◆ TASK DETAILS
Pictures aside, print all of the data below exactly as written.

◆ DATA FOR THIS TASK
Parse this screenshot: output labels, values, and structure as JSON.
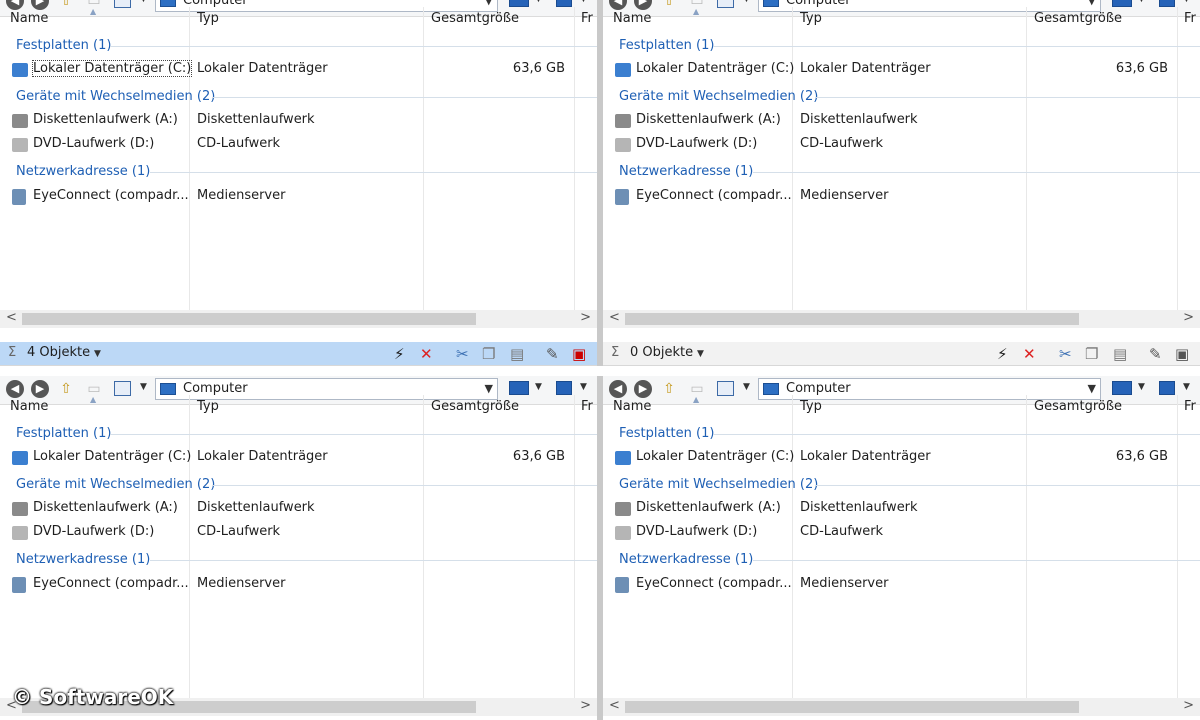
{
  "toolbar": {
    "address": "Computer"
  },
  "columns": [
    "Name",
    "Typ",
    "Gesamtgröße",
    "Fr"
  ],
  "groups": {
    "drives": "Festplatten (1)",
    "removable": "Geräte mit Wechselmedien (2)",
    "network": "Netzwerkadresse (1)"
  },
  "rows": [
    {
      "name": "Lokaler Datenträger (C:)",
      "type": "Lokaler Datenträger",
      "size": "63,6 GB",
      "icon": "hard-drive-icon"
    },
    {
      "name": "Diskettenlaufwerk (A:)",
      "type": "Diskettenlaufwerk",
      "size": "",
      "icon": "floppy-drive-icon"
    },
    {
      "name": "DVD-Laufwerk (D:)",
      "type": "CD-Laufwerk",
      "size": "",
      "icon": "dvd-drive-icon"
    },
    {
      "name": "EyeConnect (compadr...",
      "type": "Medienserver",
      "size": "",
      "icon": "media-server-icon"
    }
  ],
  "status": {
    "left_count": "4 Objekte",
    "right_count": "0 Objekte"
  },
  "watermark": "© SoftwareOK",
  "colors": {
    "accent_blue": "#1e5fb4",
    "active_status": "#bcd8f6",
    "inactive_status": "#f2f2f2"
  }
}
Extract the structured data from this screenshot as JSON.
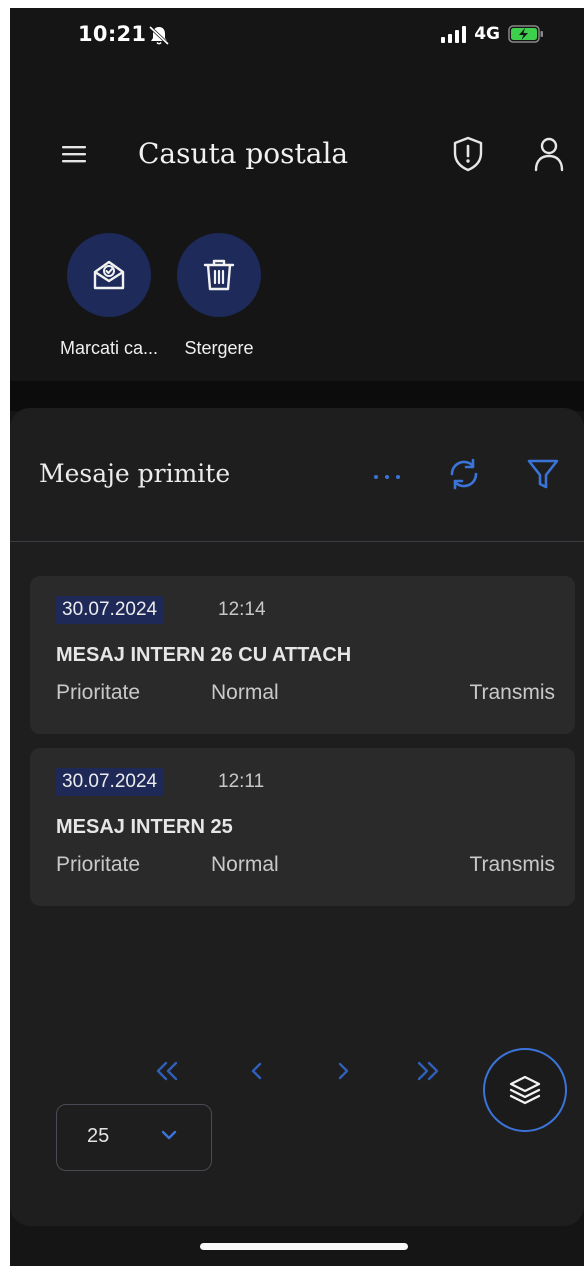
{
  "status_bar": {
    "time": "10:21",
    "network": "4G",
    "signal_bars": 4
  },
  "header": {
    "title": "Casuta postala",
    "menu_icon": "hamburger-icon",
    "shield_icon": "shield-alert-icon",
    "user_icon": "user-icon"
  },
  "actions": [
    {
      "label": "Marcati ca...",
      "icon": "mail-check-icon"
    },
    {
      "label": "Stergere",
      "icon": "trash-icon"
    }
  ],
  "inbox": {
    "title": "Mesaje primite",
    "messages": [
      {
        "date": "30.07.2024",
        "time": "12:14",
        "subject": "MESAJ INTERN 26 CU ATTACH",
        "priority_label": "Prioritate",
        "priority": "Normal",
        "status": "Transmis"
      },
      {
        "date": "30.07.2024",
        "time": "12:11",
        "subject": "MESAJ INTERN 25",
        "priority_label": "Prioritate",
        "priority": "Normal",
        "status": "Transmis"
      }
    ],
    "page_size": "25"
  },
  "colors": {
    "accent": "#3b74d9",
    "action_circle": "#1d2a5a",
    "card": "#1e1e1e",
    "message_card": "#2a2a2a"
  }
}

◆ SOLVED PROBLEM
Parse this screenshot: output labels, values, and structure as JSON.
{
  "toolbar": {
    "address": "Computer"
  },
  "columns": [
    "Name",
    "Typ",
    "Gesamtgröße",
    "Fr"
  ],
  "groups": {
    "drives": "Festplatten (1)",
    "removable": "Geräte mit Wechselmedien (2)",
    "network": "Netzwerkadresse (1)"
  },
  "rows": [
    {
      "name": "Lokaler Datenträger (C:)",
      "type": "Lokaler Datenträger",
      "size": "63,6 GB",
      "icon": "hard-drive-icon"
    },
    {
      "name": "Diskettenlaufwerk (A:)",
      "type": "Diskettenlaufwerk",
      "size": "",
      "icon": "floppy-drive-icon"
    },
    {
      "name": "DVD-Laufwerk (D:)",
      "type": "CD-Laufwerk",
      "size": "",
      "icon": "dvd-drive-icon"
    },
    {
      "name": "EyeConnect (compadr...",
      "type": "Medienserver",
      "size": "",
      "icon": "media-server-icon"
    }
  ],
  "status": {
    "left_count": "4 Objekte",
    "right_count": "0 Objekte"
  },
  "watermark": "© SoftwareOK",
  "colors": {
    "accent_blue": "#1e5fb4",
    "active_status": "#bcd8f6",
    "inactive_status": "#f2f2f2"
  }
}
Extract the structured data from this screenshot as JSON.
{
  "status_bar": {
    "time": "10:21",
    "network": "4G",
    "signal_bars": 4
  },
  "header": {
    "title": "Casuta postala",
    "menu_icon": "hamburger-icon",
    "shield_icon": "shield-alert-icon",
    "user_icon": "user-icon"
  },
  "actions": [
    {
      "label": "Marcati ca...",
      "icon": "mail-check-icon"
    },
    {
      "label": "Stergere",
      "icon": "trash-icon"
    }
  ],
  "inbox": {
    "title": "Mesaje primite",
    "messages": [
      {
        "date": "30.07.2024",
        "time": "12:14",
        "subject": "MESAJ INTERN 26 CU ATTACH",
        "priority_label": "Prioritate",
        "priority": "Normal",
        "status": "Transmis"
      },
      {
        "date": "30.07.2024",
        "time": "12:11",
        "subject": "MESAJ INTERN 25",
        "priority_label": "Prioritate",
        "priority": "Normal",
        "status": "Transmis"
      }
    ],
    "page_size": "25"
  },
  "colors": {
    "accent": "#3b74d9",
    "action_circle": "#1d2a5a",
    "card": "#1e1e1e",
    "message_card": "#2a2a2a"
  }
}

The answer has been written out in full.